Of the five, the most notable was Dr. Raymundo S. Punongbayan, director of the Philippine Institute of Volcanology and Seismology (PHIVOLCS) from 1983 to 2002. The other PHIVOLCS and PAF staff who died were:
- Dr. Jessie A. Daligdig - 44 years old, Associate Scientist
- Dr. Norman M. Tungol - 40 years old, Chief of the Geology, Geophysics Research and Development Division, PHIVOLCS
- Mr. Dindo Javier - 41 years old, SR analyst
- Mr. Orlando S. Abengoza - 49 years old, SR assistant
- First Lt. Reynaldo Gerodias - pilot
- First Lt. Jason Salazar - co-pilot
- S/Sgt. Edgar Ramolete
- A1C Wilbert Tacata
How did they die?
I remember Dr. Raymundo S. Punongbayan for his efforts in educating, informing and keeping thousands of Filipinos safe from the harm brought about by the July 16, 1990 Luzon earthquake and the equally devastating 1991 Mount Pinatubo eruptions. He was the one who put the words "lahar" and "ashfall" in the vocabulary of most concerned Filipinos. He was also credited for transforming PHIVOLCS from a gloomy and indistinct government department to a world-class institution and authority on volcanological and seismological phenomena.
The Philippine Air Force Huey UH-1H chopper with tail number Stringer 324 crashed into Mt. Namat in Barangay Ligaya, Gabaldon, Nueva Ecija, instantly killing all those on board --- Punongbayan, four scientists and staff of the Philippine Institute of Volcanology and Seismology, which he headed until 2003, two PAF pilots and two soldiers.
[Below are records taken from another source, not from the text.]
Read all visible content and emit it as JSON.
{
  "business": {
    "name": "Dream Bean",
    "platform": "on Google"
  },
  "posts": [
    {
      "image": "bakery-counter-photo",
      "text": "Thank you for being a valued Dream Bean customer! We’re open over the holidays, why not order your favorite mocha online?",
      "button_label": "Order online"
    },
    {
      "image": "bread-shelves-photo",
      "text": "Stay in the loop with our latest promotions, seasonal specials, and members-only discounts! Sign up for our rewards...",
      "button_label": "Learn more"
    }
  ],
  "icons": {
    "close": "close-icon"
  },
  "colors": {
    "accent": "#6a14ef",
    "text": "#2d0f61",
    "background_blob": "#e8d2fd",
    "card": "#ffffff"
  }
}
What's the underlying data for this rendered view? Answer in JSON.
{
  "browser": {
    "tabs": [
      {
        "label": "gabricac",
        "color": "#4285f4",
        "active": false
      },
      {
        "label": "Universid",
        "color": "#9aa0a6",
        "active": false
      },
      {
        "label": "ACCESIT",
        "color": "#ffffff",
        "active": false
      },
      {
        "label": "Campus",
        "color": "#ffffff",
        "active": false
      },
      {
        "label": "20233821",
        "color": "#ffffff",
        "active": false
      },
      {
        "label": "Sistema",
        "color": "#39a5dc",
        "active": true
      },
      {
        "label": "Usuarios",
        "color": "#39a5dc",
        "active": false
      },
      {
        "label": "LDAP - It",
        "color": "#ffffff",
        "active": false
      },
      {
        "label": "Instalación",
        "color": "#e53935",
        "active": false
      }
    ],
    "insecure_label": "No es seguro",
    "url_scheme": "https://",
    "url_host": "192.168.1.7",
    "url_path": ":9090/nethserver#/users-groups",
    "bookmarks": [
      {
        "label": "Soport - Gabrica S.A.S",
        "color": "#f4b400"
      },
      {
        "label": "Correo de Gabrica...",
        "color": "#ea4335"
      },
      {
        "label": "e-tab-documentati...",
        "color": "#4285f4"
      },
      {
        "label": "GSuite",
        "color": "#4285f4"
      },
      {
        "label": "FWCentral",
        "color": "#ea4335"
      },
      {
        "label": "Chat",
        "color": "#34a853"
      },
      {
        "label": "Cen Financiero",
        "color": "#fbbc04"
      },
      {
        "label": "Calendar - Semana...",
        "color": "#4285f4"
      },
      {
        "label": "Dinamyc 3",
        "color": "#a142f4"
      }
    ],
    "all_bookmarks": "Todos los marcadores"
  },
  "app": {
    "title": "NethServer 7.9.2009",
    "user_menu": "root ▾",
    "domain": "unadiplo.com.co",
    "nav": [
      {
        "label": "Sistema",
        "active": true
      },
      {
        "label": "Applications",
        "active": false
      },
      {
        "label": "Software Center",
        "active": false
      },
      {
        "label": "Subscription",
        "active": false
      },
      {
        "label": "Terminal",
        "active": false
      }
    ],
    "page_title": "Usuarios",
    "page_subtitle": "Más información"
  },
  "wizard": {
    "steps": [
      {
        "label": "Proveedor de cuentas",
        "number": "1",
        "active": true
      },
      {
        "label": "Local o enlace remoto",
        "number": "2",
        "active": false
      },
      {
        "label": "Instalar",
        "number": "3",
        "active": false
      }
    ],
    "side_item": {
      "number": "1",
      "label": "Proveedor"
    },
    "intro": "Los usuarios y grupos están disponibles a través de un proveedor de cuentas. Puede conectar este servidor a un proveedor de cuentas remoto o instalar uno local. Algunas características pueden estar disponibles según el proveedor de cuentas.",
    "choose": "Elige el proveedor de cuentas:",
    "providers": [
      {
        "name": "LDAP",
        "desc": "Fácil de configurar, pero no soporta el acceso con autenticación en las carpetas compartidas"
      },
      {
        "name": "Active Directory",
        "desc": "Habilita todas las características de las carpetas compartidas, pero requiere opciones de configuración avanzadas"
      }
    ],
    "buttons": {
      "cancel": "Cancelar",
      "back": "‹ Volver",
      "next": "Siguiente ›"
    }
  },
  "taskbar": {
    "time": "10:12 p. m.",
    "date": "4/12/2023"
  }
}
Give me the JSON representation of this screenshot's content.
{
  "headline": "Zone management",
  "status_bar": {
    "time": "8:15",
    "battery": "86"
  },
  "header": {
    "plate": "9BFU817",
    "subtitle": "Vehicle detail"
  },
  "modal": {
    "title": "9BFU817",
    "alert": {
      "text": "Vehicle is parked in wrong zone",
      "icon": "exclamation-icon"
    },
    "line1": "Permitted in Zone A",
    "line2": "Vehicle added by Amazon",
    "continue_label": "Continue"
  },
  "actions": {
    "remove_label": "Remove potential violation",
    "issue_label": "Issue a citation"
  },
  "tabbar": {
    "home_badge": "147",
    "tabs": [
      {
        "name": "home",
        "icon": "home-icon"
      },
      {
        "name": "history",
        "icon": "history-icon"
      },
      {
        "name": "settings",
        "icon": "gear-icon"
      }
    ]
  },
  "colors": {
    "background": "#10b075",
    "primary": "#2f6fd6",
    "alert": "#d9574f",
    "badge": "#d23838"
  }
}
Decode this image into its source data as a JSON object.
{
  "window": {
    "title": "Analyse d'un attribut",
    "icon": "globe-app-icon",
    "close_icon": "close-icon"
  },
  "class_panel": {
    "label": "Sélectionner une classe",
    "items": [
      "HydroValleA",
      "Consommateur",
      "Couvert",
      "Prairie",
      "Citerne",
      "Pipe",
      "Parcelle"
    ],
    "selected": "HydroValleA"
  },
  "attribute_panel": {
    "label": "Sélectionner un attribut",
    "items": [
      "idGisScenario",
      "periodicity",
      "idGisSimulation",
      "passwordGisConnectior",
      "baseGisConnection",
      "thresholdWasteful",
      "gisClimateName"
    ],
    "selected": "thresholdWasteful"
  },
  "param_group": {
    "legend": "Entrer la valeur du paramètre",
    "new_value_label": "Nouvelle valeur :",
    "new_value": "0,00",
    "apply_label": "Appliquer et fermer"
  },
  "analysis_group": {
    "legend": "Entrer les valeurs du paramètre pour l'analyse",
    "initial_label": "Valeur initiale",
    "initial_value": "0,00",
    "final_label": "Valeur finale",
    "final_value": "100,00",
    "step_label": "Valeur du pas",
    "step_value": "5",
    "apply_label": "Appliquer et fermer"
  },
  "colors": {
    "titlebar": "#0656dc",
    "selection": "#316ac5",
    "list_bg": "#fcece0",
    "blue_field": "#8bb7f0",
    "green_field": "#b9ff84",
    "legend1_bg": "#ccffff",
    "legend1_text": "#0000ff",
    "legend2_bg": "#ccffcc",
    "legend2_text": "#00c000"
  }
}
The Huey stopped to refuel at Fort Magsaysay in Laur, Nueva Ecija, and took off for Dingalan at around 8:41 a.m. The crash was reported to the PAF at 10:14 a.m.
I like him best for his untiring perseverance to educate people about the relevance of his work, and how he brought foresight into good use.
For his efforts, he was awarded the Sergei Soloviev Medal in 2003, and was the first Asian and Filipino to be accorded that honor by the European Geophysical Society based in Munich, Germany.
What makes his scientific papers interesting and worth reading is that he mixed passion with the technical terms. He was the first scientist I've encountered who does this. Here is a sample paper authored by him which I urge you to read. I've never seen such a passionately-written abstract and conclusion.
What was he and the others doing flying in Nueva Ecija?
What do you think was responsible for these senseless deaths?
Phivolcs Director Renato Solidum said Punongbayan and his team were on their way to Dingalan to check the condition of relocation sites, which were provided by the government to the victims of the landslide in Quezon last year.
These flying coffins, what else?